■ SOURCE MATERIAL:
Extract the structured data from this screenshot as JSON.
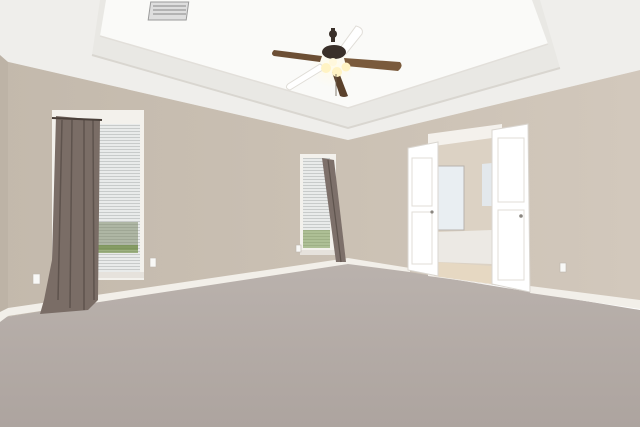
{
  "scene": {
    "kind": "empty-bedroom-photo",
    "palette": {
      "wall": "#c9bfb2",
      "wall_side": "#cfc5b8",
      "ceiling": "#f4f3f0",
      "tray": "#fbfbfa",
      "carpet": "#b5aca6",
      "trim": "#f4f1ec",
      "curtain": "#7d7069",
      "door": "#ffffff",
      "fan_blade": "#7a5a3c",
      "fan_motor": "#3a302a",
      "light": "#fff6d8"
    },
    "elements": [
      "tray-ceiling",
      "ceiling-fan",
      "left-window",
      "center-window",
      "curtains",
      "double-door",
      "ensuite-bathroom",
      "carpet-floor",
      "baseboards",
      "ceiling-vent",
      "wall-outlets"
    ]
  }
}
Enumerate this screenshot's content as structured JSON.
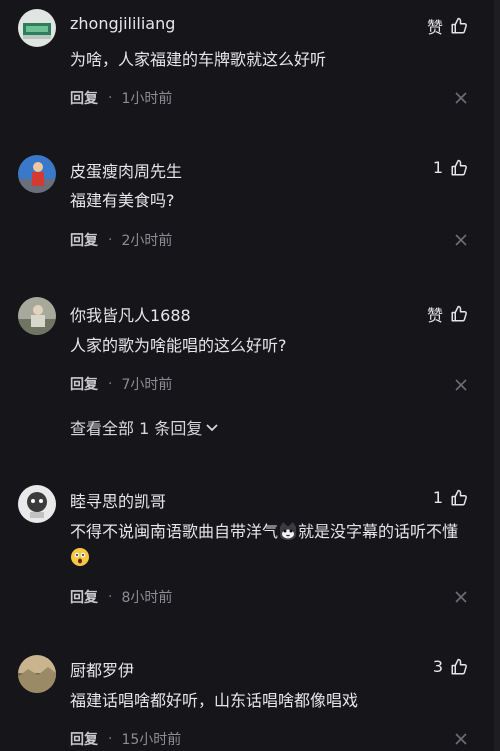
{
  "comments": [
    {
      "username": "zhongjililiang",
      "like_label": "赞",
      "text": "为啥，人家福建的车牌歌就这么好听",
      "reply_label": "回复",
      "time": "1小时前"
    },
    {
      "username": "皮蛋瘦肉周先生",
      "like_label": "1",
      "text": "福建有美食吗?",
      "reply_label": "回复",
      "time": "2小时前"
    },
    {
      "username": "你我皆凡人1688",
      "like_label": "赞",
      "text": "人家的歌为啥能唱的这么好听?",
      "reply_label": "回复",
      "time": "7小时前",
      "expand_label": "查看全部 1 条回复"
    },
    {
      "username": "睦寻思的凯哥",
      "like_label": "1",
      "text_part1": "不得不说闽南语歌曲自带洋气",
      "text_part2": "就是没字幕的话听不懂",
      "emoji1": "cat-face-emoji",
      "emoji2": "astonished-face-emoji",
      "reply_label": "回复",
      "time": "8小时前"
    },
    {
      "username": "厨都罗伊",
      "like_label": "3",
      "text": "福建话唱啥都好听，山东话唱啥都像唱戏",
      "reply_label": "回复",
      "time": "15小时前"
    }
  ],
  "icons": {
    "like": "thumbs-up-icon",
    "close": "close-icon",
    "expand": "chevron-down-icon"
  },
  "colors": {
    "background": "#16161a",
    "text": "#e6e6e8",
    "muted": "#8c8c92"
  }
}
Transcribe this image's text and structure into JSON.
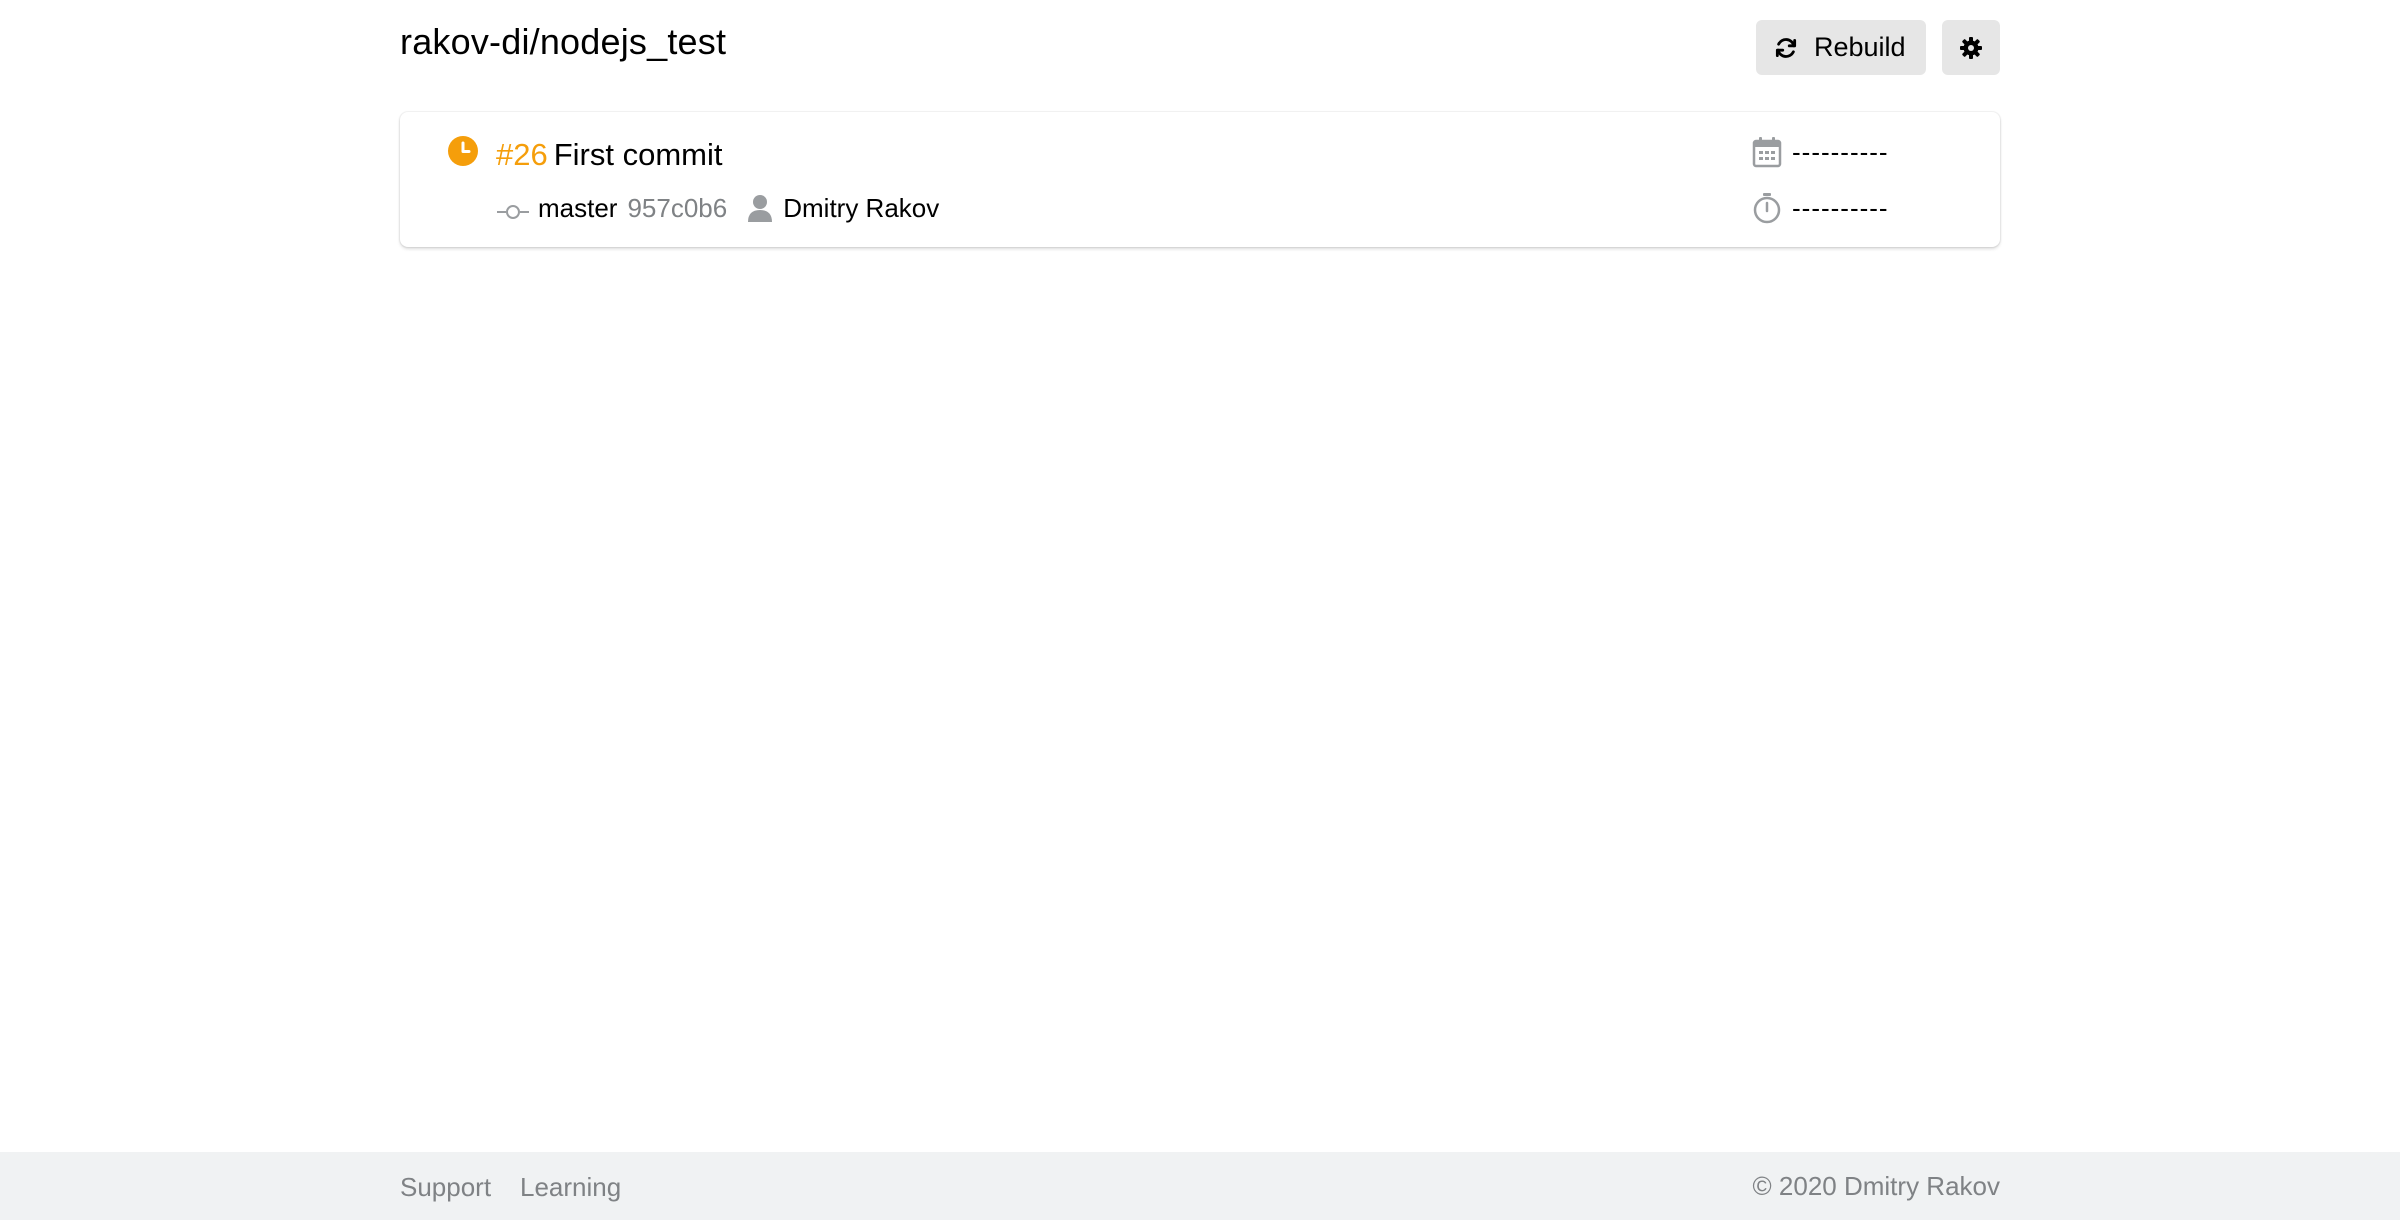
{
  "header": {
    "repo_title": "rakov-di/nodejs_test",
    "rebuild_label": "Rebuild",
    "rebuild_icon": "refresh-icon",
    "settings_icon": "gear-icon"
  },
  "build": {
    "status": "pending",
    "status_icon": "clock-icon",
    "status_color": "#f59e0b",
    "number": "#26",
    "message": "First commit",
    "branch": "master",
    "commit_hash": "957c0b6",
    "author": "Dmitry Rakov",
    "date": "----------",
    "duration": "----------"
  },
  "footer": {
    "links": [
      "Support",
      "Learning"
    ],
    "copyright": "© 2020 Dmitry Rakov"
  },
  "colors": {
    "accent_pending": "#f59e0b",
    "button_bg": "#e6e6e6",
    "muted_text": "#7f8285",
    "footer_bg": "#f0f2f3"
  }
}
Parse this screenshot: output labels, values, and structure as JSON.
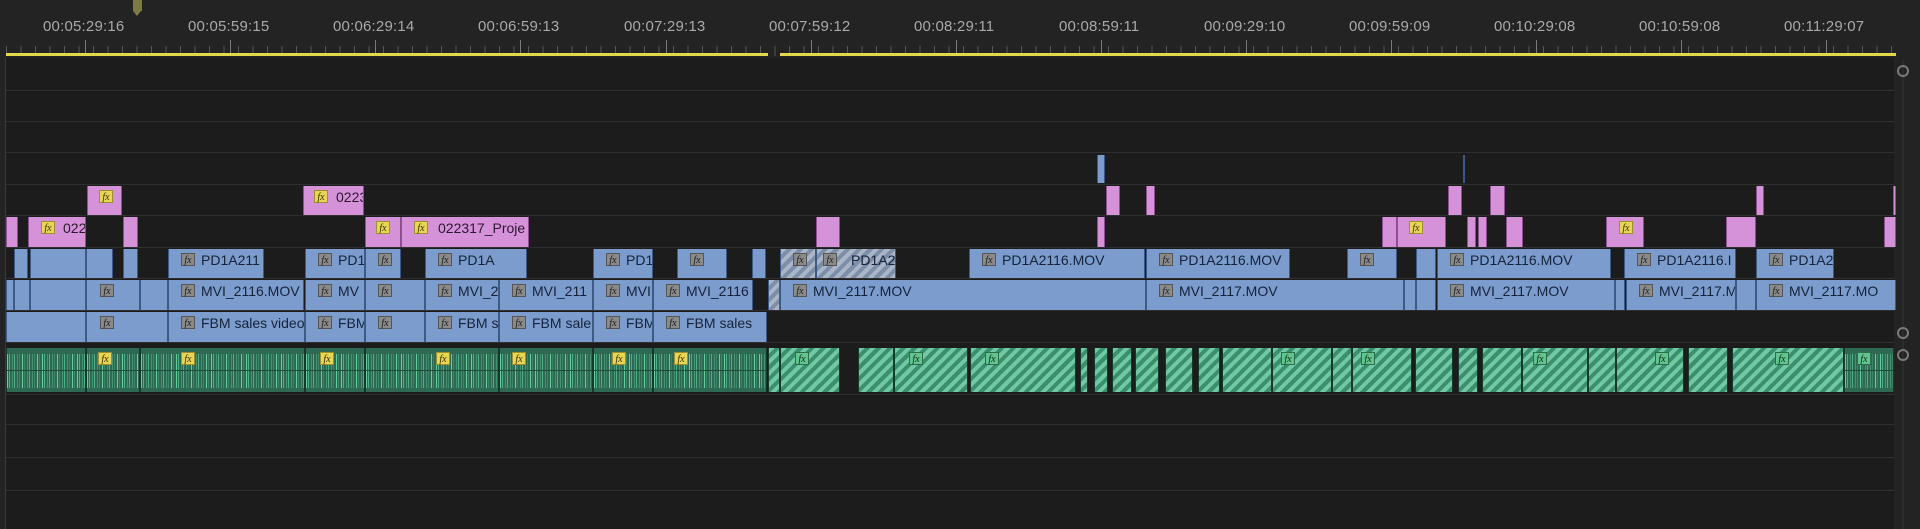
{
  "ruler": {
    "timecodes": [
      "00:05:29:16",
      "00:05:59:15",
      "00:06:29:14",
      "00:06:59:13",
      "00:07:29:13",
      "00:07:59:12",
      "00:08:29:11",
      "00:08:59:11",
      "00:09:29:10",
      "00:09:59:09",
      "00:10:29:08",
      "00:10:59:08",
      "00:11:29:07"
    ]
  },
  "clips": {
    "v3_a": "022",
    "v3_b": "0223",
    "v2_a": "022317_Proje",
    "v1_a": "PD1A211",
    "v1_b": "PD1",
    "v1_c": "PD1A",
    "v1_d": "PD1",
    "v1_e": "PD1A2",
    "v1_f": "PD1A2116.MOV",
    "v1_g": "PD1A2116.MOV",
    "v1_h": "PD1A2116.MOV",
    "v1_i": "PD1A2116.I",
    "v1_j": "PD1A2",
    "v0_a": "MVI_2116.MOV",
    "v0_b": "MV",
    "v0_c": "MVI_2",
    "v0_d": "MVI_211",
    "v0_e": "MVI",
    "v0_f": "MVI_2116",
    "v0_g": "MVI_2117.MOV",
    "v0_h": "MVI_2117.MOV",
    "v0_i": "MVI_2117.MOV",
    "v0_j": "MVI_2117.M",
    "v0_k": "MVI_2117.MO",
    "vb_a": "FBM sales video",
    "vb_b": "FBM",
    "vb_c": "FBM s",
    "vb_d": "FBM sale",
    "vb_e": "FBM",
    "vb_f": "FBM sales"
  },
  "fx_label": "fx",
  "colors": {
    "video": "#7b9ccc",
    "adjustment": "#d692d9",
    "audio": "#2e6a53",
    "work_area": "#e2d84a",
    "fx_badge": "#e7d553"
  }
}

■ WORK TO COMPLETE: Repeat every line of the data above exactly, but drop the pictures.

■ ANSWER AREA:
Extract the structured data from this screenshot as JSON.
{
  "scene": {
    "kind": "empty-bedroom-photo",
    "palette": {
      "wall": "#c9bfb2",
      "wall_side": "#cfc5b8",
      "ceiling": "#f4f3f0",
      "tray": "#fbfbfa",
      "carpet": "#b5aca6",
      "trim": "#f4f1ec",
      "curtain": "#7d7069",
      "door": "#ffffff",
      "fan_blade": "#7a5a3c",
      "fan_motor": "#3a302a",
      "light": "#fff6d8"
    },
    "elements": [
      "tray-ceiling",
      "ceiling-fan",
      "left-window",
      "center-window",
      "curtains",
      "double-door",
      "ensuite-bathroom",
      "carpet-floor",
      "baseboards",
      "ceiling-vent",
      "wall-outlets"
    ]
  }
}
Enumerate this screenshot's content as structured JSON.
{
  "comments": [
    {
      "username": "zhongjililiang",
      "like_label": "赞",
      "text": "为啥，人家福建的车牌歌就这么好听",
      "reply_label": "回复",
      "time": "1小时前"
    },
    {
      "username": "皮蛋瘦肉周先生",
      "like_label": "1",
      "text": "福建有美食吗?",
      "reply_label": "回复",
      "time": "2小时前"
    },
    {
      "username": "你我皆凡人1688",
      "like_label": "赞",
      "text": "人家的歌为啥能唱的这么好听?",
      "reply_label": "回复",
      "time": "7小时前",
      "expand_label": "查看全部 1 条回复"
    },
    {
      "username": "睦寻思的凯哥",
      "like_label": "1",
      "text_part1": "不得不说闽南语歌曲自带洋气",
      "text_part2": "就是没字幕的话听不懂",
      "emoji1": "cat-face-emoji",
      "emoji2": "astonished-face-emoji",
      "reply_label": "回复",
      "time": "8小时前"
    },
    {
      "username": "厨都罗伊",
      "like_label": "3",
      "text": "福建话唱啥都好听，山东话唱啥都像唱戏",
      "reply_label": "回复",
      "time": "15小时前"
    }
  ],
  "icons": {
    "like": "thumbs-up-icon",
    "close": "close-icon",
    "expand": "chevron-down-icon"
  },
  "colors": {
    "background": "#16161a",
    "text": "#e6e6e8",
    "muted": "#8c8c92"
  }
}
Transcribe this image's text and structure into JSON.
{
  "header": {
    "repo_title": "rakov-di/nodejs_test",
    "rebuild_label": "Rebuild",
    "rebuild_icon": "refresh-icon",
    "settings_icon": "gear-icon"
  },
  "build": {
    "status": "pending",
    "status_icon": "clock-icon",
    "status_color": "#f59e0b",
    "number": "#26",
    "message": "First commit",
    "branch": "master",
    "commit_hash": "957c0b6",
    "author": "Dmitry Rakov",
    "date": "----------",
    "duration": "----------"
  },
  "footer": {
    "links": [
      "Support",
      "Learning"
    ],
    "copyright": "© 2020 Dmitry Rakov"
  },
  "colors": {
    "accent_pending": "#f59e0b",
    "button_bg": "#e6e6e6",
    "muted_text": "#7f8285",
    "footer_bg": "#f0f2f3"
  }
}
Parse this screenshot: output labels, values, and structure as JSON.
{
  "ruler": {
    "timecodes": [
      "00:05:29:16",
      "00:05:59:15",
      "00:06:29:14",
      "00:06:59:13",
      "00:07:29:13",
      "00:07:59:12",
      "00:08:29:11",
      "00:08:59:11",
      "00:09:29:10",
      "00:09:59:09",
      "00:10:29:08",
      "00:10:59:08",
      "00:11:29:07"
    ]
  },
  "clips": {
    "v3_a": "022",
    "v3_b": "0223",
    "v2_a": "022317_Proje",
    "v1_a": "PD1A211",
    "v1_b": "PD1",
    "v1_c": "PD1A",
    "v1_d": "PD1",
    "v1_e": "PD1A2",
    "v1_f": "PD1A2116.MOV",
    "v1_g": "PD1A2116.MOV",
    "v1_h": "PD1A2116.MOV",
    "v1_i": "PD1A2116.I",
    "v1_j": "PD1A2",
    "v0_a": "MVI_2116.MOV",
    "v0_b": "MV",
    "v0_c": "MVI_2",
    "v0_d": "MVI_211",
    "v0_e": "MVI",
    "v0_f": "MVI_2116",
    "v0_g": "MVI_2117.MOV",
    "v0_h": "MVI_2117.MOV",
    "v0_i": "MVI_2117.MOV",
    "v0_j": "MVI_2117.M",
    "v0_k": "MVI_2117.MO",
    "vb_a": "FBM sales video",
    "vb_b": "FBM",
    "vb_c": "FBM s",
    "vb_d": "FBM sale",
    "vb_e": "FBM",
    "vb_f": "FBM sales"
  },
  "fx_label": "fx",
  "colors": {
    "video": "#7b9ccc",
    "adjustment": "#d692d9",
    "audio": "#2e6a53",
    "work_area": "#e2d84a",
    "fx_badge": "#e7d553"
  }
}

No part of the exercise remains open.